▶ [Work instructions] Scan the data for "JSON" and copy the lines it appears in.

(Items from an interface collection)
:::::

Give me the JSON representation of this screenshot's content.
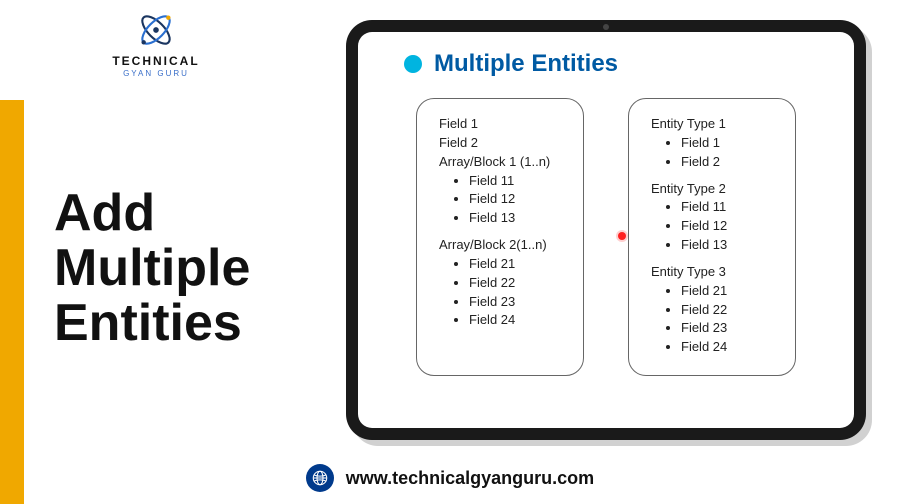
{
  "logo": {
    "main": "TECHNICAL",
    "sub": "GYAN GURU"
  },
  "heading": {
    "line1": "Add",
    "line2": "Multiple",
    "line3": "Entities"
  },
  "slide": {
    "title": "Multiple Entities",
    "leftBox": {
      "f1": "Field 1",
      "f2": "Field 2",
      "block1": "Array/Block 1 (1..n)",
      "b1f1": "Field 11",
      "b1f2": "Field 12",
      "b1f3": "Field 13",
      "block2": "Array/Block 2(1..n)",
      "b2f1": "Field 21",
      "b2f2": "Field 22",
      "b2f3": "Field 23",
      "b2f4": "Field 24"
    },
    "rightBox": {
      "e1": "Entity Type 1",
      "e1f1": "Field 1",
      "e1f2": "Field 2",
      "e2": "Entity Type 2",
      "e2f1": "Field 11",
      "e2f2": "Field 12",
      "e2f3": "Field 13",
      "e3": "Entity Type 3",
      "e3f1": "Field 21",
      "e3f2": "Field 22",
      "e3f3": "Field 23",
      "e3f4": "Field 24"
    }
  },
  "footer": {
    "url": "www.technicalgyanguru.com"
  }
}
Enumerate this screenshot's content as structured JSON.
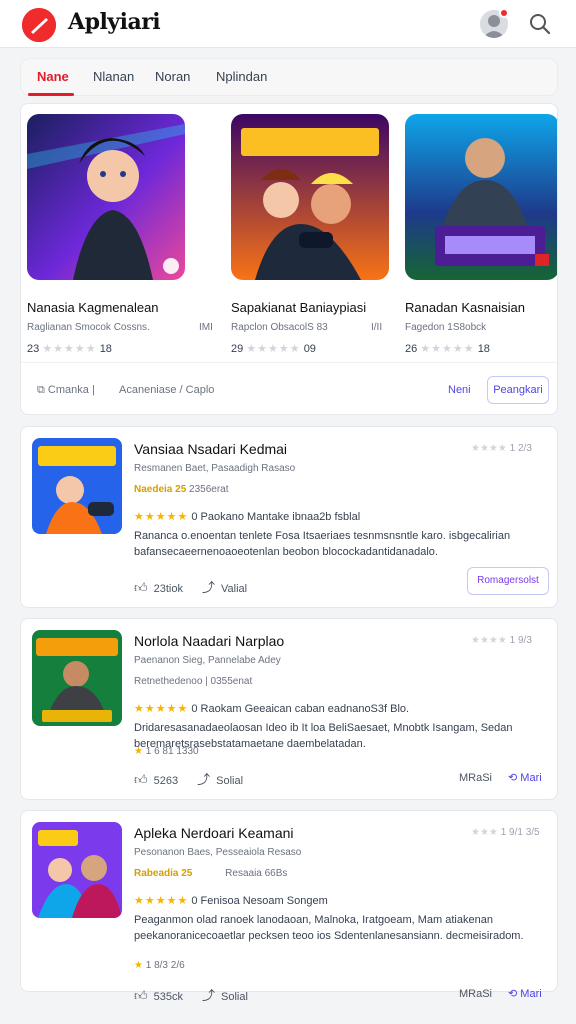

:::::

▶ [Written solution]
Give me the JSON representation of this screenshot's content.
Enumerate this screenshot's content as structured JSON.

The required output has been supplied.